What is it?

Thinking about the options required to achieve the desired behaviour change. A good starting point is to develop a proposition:

Developing a ‘Proposition’ – how to move from ‘current’ to ‘desired’ behaviour

that is, a working assumption of what is most likely to help achieve and sustain the desired behaviour (an attractive offer the target audience values over and above any other competitive offers).

This proposition needs to be based on a rounded understanding of the target audience, including the impact of competition and insights into their knowledge, attitudes and so on.

You also need to think about the broad strategic make up of the intervention.

This can be represented as the intervention mix (see below) which covers five possible elements: inform, educate, service, design and control.

Additionally, you should consider the product or service that you will be promoting at a price and in a place that will be attractive to the target audience.

Collectively, this is often referred to as the marketing mix (see below) or the 4Ps. This will be developed further in the next development stage, but you may find it useful to start to think about it here. In addition, it might be useful to consider three additional elements (or Ps) of the marketing mix which are specifically relevant to services: people, process and physical evidence.

Why do this?

To influence behaviour significantly, and sustain this over time, a range of approaches is usually required. By reviewing many potential activities and the best mix of elements, alternative interventions can be adopted or discarded as appropriate. These can then be assessed using a variety of checklists and tools and appropriate interventions.

How might you do this?

Establish the approaches, tools and techniques which are available. It might be helpful to begin by checking the team’s knowledge and understanding of the elements which could be involved in the intervention.

For example, the five primary elements of the intervention mix, the four elements of the marketing mix (supplemented by the additional Ps which are relevant to services).

Identify relevant approaches for the specific target audience and the desired behavioural change

Consider which of the five domains of the intervention mix your possible intervention might draw on and start to develop an initial plan for your marketing mix. Ensure your marketing mix is based on good research and insight into what currently works for the target audience and where the problems lie, for example: convenience of location and opening times of clinics.

Consider different options. There will not be a single solution. Try and get the team to generate as many options, and combinations of options, as possible

As the name implies, the marketing mix is exactly that – a mix of elements or components which work together.
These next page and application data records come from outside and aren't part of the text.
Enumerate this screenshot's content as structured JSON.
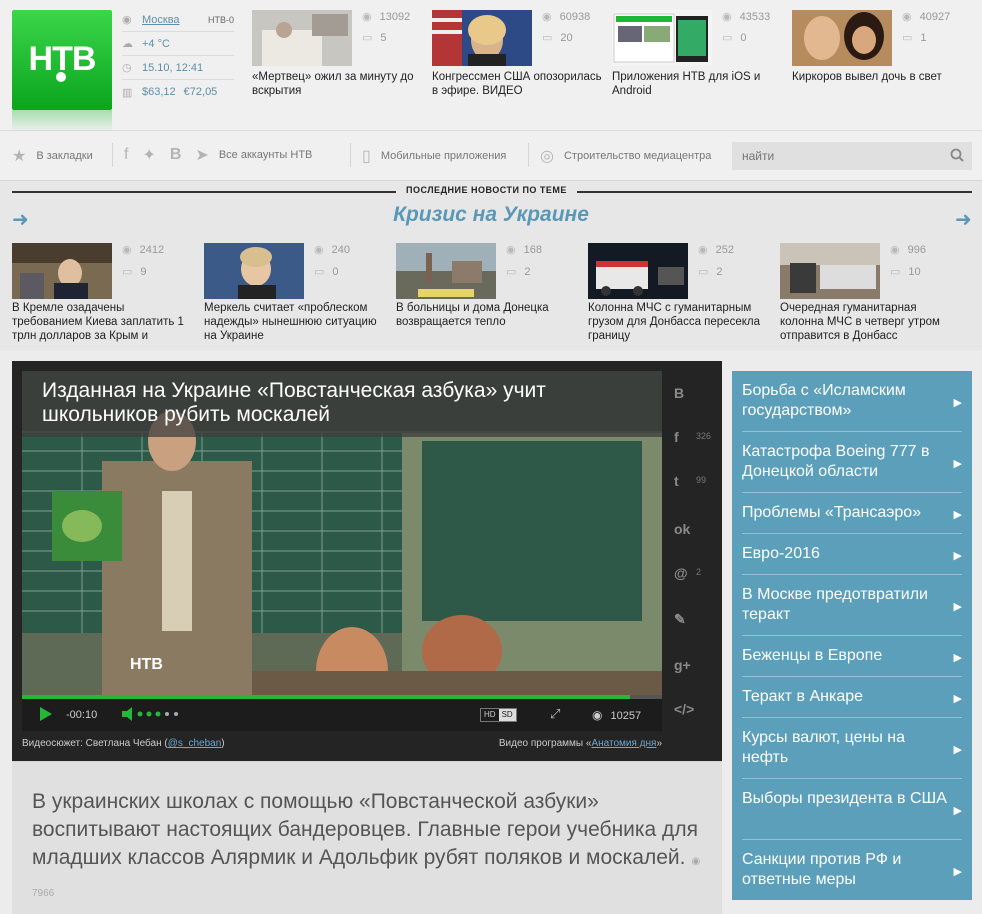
{
  "header": {
    "logo_text": "НТВ",
    "info": {
      "city": "Москва",
      "channel": "НТВ-0",
      "weather": "+4 °C",
      "datetime": "15.10, 12:41",
      "usd": "$63,12",
      "eur": "€72,05"
    },
    "top_news": [
      {
        "views": "13092",
        "comments": "5",
        "title": "«Мертвец» ожил за минуту до вскрытия"
      },
      {
        "views": "60938",
        "comments": "20",
        "title": "Конгрессмен США опозорилась в эфире. ВИДЕО"
      },
      {
        "views": "43533",
        "comments": "0",
        "title": "Приложения НТВ для iOS и Android"
      },
      {
        "views": "40927",
        "comments": "1",
        "title": "Киркоров вывел дочь в свет"
      }
    ]
  },
  "toolbar": {
    "bookmarks": "В закладки",
    "all_accounts": "Все аккаунты НТВ",
    "mobile_apps": "Мобильные приложения",
    "media_center": "Строительство медиацентра",
    "search_placeholder": "найти"
  },
  "crisis": {
    "kicker": "ПОСЛЕДНИЕ НОВОСТИ ПО ТЕМЕ",
    "headline": "Кризис на Украине",
    "items": [
      {
        "views": "2412",
        "comments": "9",
        "title": "В Кремле озадачены требованием Киева заплатить 1 трлн долларов за Крым и"
      },
      {
        "views": "240",
        "comments": "0",
        "title": "Меркель считает «проблеском надежды» нынешнюю ситуацию на Украине"
      },
      {
        "views": "168",
        "comments": "2",
        "title": "В больницы и дома Донецка возвращается тепло"
      },
      {
        "views": "252",
        "comments": "2",
        "title": "Колонна МЧС с гуманитарным грузом для Донбасса пересекла границу"
      },
      {
        "views": "996",
        "comments": "10",
        "title": "Очередная гуманитарная колонна МЧС в четверг утром отправится в Донбасс"
      }
    ]
  },
  "video": {
    "title": "Изданная на Украине «Повстанческая азбука» учит школьников рубить москалей",
    "time": "-00:10",
    "progress": 0.95,
    "hd": "HD",
    "sd": "SD",
    "views": "10257",
    "credit_prefix": "Видеосюжет: Светлана Чебан (",
    "credit_handle": "@s_cheban",
    "credit_suffix": ")",
    "program_prefix": "Видео программы «",
    "program_name": "Анатомия дня",
    "program_suffix": "»",
    "share": [
      {
        "glyph": "В",
        "count": ""
      },
      {
        "glyph": "f",
        "count": "326"
      },
      {
        "glyph": "t",
        "count": "99"
      },
      {
        "glyph": "ok",
        "count": ""
      },
      {
        "glyph": "@",
        "count": "2"
      },
      {
        "glyph": "✎",
        "count": ""
      },
      {
        "glyph": "g+",
        "count": ""
      },
      {
        "glyph": "</>",
        "count": ""
      }
    ]
  },
  "lead": {
    "text": "В украинских школах с помощью «Повстанческой азбуки» воспитывают настоящих бандеровцев. Главные герои учебника для младших классов Алярмик и Адольфик рубят поляков и москалей.",
    "views": "7966"
  },
  "menu": [
    "Борьба с «Исламским государством»",
    "Катастрофа Boeing 777 в Донецкой области",
    "Проблемы «Трансаэро»",
    "Евро-2016",
    "В Москве предотвратили теракт",
    "Беженцы в Европе",
    "Теракт в Анкаре",
    "Курсы валют, цены на нефть",
    "Выборы президента в США",
    "Санкции против РФ и ответные меры"
  ],
  "colors": {
    "brand_green": "#1cb833",
    "accent_blue": "#5a98b8",
    "menu_bg": "#5b9fbb"
  }
}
One important criterion is consistency – the various elements must work together and not provide conflicting messages.

Consider the proposals against relevant criteria.

For example, is the suggested marketing mix:

  • Relevant to the target audience
  • Consistent, across each component of the mix
  • Ethical
  • Feasible (within existing resources)

Proposed changes can then be discussed with a range of stakeholders so as to identify potential problems or issues before further development takes place

Additionally, a further resources assessment should be undertaken to assess the feasibility of the intervention, including a consideration of the factors identified in previous analysis, such as the SWOT and Asset Mapping analyses.

Assess the potential impact of each proposed element on the target audience.

It might be useful to assess proposed approaches to the marketing mix in terms of:

  • How will this impact on the costs of the desired and problem behaviours, specifically in terms of money, inconvenience, risk, opinions of others, self-perception and so on?
  • How will this impact on the benefits of the desired and problem behaviour - financial savings, lifestyle, opinions of others, self-perception and so on?
  • How will this strengthen/enhance incentives for the desired behaviour?
  • How will this reduce/remove incentives for the problem behaviour?
  • How will this strengthen/enhance barriers or blocks to the problem behaviour?
  • How will this reduce/remove barriers or blocks to the desired behaviour?

Complete a broad checklist to take the proposition to the development stage.


When considering the mix of activities, try to focus on how to increase the target market’s perception of value.

Continually check that the target audience will be receiving a coherent and consistent message from all elements of the intervention.

Read the 'Social Marketing Interventions for Awareness and Early Presentation of Cancer Guide'.


A proposition around which to develop the intervention.

Plans for the possible mix of activities that the intervention might involve.

Intended Outcome

A clear understanding of how the proposition is expected to drive the target audience/s behaviour.